─── Data provided
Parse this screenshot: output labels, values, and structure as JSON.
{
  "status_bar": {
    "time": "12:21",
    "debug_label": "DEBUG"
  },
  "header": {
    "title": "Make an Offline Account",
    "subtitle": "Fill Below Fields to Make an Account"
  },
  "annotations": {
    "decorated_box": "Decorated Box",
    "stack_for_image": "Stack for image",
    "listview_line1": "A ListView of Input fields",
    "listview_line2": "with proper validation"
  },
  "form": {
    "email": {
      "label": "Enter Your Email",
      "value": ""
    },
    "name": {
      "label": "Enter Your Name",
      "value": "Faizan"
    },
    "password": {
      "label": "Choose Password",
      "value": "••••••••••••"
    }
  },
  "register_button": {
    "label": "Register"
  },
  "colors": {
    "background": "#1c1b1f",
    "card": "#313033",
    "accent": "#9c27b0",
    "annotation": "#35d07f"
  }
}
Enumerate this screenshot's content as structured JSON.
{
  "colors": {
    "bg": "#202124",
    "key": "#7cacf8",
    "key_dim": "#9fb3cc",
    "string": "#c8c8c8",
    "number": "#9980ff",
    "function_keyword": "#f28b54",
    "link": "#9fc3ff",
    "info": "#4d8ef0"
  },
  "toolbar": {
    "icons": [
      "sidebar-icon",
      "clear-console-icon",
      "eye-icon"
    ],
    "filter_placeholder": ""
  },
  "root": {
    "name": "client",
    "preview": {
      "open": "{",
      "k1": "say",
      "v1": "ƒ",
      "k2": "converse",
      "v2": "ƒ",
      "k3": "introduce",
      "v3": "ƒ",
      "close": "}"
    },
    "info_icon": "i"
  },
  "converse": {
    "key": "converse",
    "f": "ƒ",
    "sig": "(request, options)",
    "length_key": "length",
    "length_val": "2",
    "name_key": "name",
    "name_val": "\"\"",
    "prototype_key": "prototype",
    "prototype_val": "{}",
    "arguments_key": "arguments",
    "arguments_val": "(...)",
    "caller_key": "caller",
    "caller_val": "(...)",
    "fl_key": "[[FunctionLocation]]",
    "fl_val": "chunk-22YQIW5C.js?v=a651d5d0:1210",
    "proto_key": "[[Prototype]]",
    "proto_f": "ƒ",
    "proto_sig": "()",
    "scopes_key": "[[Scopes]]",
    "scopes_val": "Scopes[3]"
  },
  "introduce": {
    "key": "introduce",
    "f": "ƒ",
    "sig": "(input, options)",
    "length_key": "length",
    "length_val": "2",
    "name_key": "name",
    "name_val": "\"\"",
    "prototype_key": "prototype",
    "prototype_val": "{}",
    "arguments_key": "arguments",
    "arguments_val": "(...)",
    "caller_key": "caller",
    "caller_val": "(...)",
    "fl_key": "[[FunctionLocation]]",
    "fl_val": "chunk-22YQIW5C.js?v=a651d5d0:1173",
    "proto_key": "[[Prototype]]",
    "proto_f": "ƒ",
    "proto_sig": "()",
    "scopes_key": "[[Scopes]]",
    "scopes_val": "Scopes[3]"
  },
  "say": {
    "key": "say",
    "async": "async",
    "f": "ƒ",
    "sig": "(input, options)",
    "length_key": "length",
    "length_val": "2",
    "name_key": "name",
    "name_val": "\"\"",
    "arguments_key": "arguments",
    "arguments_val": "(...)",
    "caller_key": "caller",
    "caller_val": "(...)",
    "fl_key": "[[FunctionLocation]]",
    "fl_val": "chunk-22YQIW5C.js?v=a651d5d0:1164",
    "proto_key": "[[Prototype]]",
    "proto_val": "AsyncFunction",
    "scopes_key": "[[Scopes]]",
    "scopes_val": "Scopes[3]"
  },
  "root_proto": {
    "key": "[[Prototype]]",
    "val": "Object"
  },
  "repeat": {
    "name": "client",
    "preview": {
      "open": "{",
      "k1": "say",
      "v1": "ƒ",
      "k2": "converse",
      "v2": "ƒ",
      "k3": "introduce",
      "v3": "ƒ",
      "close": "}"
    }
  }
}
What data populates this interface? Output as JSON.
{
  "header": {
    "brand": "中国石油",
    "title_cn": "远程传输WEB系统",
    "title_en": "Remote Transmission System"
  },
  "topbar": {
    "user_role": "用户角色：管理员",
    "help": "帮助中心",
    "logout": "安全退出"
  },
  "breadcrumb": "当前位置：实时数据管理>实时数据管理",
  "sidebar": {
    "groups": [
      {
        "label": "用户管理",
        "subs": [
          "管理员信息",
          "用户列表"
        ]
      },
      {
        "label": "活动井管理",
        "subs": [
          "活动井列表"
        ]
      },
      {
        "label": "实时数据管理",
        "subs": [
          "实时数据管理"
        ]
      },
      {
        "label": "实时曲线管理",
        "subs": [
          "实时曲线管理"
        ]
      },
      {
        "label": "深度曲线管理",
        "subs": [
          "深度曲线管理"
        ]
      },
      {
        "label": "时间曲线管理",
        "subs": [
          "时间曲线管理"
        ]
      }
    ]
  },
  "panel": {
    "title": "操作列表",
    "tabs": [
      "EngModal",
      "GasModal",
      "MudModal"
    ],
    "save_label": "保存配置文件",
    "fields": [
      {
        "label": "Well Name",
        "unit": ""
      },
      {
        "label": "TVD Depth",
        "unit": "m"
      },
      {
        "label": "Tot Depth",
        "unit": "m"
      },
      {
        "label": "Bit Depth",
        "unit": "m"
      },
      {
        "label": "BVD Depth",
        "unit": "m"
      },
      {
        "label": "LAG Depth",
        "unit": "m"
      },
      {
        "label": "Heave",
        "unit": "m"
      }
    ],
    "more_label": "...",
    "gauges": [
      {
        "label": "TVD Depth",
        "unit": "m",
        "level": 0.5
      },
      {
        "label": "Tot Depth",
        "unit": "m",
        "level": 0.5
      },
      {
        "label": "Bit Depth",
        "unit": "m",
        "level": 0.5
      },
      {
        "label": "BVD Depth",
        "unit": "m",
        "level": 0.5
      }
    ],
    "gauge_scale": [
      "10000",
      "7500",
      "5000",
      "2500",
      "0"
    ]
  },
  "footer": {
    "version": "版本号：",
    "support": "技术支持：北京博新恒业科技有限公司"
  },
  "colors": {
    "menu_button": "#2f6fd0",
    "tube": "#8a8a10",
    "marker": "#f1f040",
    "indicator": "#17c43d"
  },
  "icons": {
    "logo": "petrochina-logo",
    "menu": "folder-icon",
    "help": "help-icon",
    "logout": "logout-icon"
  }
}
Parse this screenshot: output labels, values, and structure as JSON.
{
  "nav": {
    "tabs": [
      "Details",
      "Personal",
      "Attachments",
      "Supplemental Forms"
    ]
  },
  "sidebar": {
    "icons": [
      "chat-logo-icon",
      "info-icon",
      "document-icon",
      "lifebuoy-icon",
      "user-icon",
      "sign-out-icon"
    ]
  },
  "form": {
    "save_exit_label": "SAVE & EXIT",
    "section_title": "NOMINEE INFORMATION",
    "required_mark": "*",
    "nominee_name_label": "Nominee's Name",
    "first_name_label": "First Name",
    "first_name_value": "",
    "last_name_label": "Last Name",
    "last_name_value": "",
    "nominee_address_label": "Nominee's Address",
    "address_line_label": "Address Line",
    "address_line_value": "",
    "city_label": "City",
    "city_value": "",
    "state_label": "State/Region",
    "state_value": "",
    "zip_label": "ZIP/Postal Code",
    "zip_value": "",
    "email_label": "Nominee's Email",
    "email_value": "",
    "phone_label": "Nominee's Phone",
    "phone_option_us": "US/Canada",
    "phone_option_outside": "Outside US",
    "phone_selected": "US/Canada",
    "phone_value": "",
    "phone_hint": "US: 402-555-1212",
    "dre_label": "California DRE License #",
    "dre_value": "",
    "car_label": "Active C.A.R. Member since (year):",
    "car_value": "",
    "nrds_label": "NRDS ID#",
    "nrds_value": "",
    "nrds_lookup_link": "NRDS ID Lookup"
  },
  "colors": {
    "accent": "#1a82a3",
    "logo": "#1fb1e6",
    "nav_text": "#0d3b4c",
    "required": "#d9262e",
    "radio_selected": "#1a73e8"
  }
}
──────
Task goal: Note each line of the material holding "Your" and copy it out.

Output of the exercise:
      "label": "Enter Your Email",
      "label": "Enter Your Name",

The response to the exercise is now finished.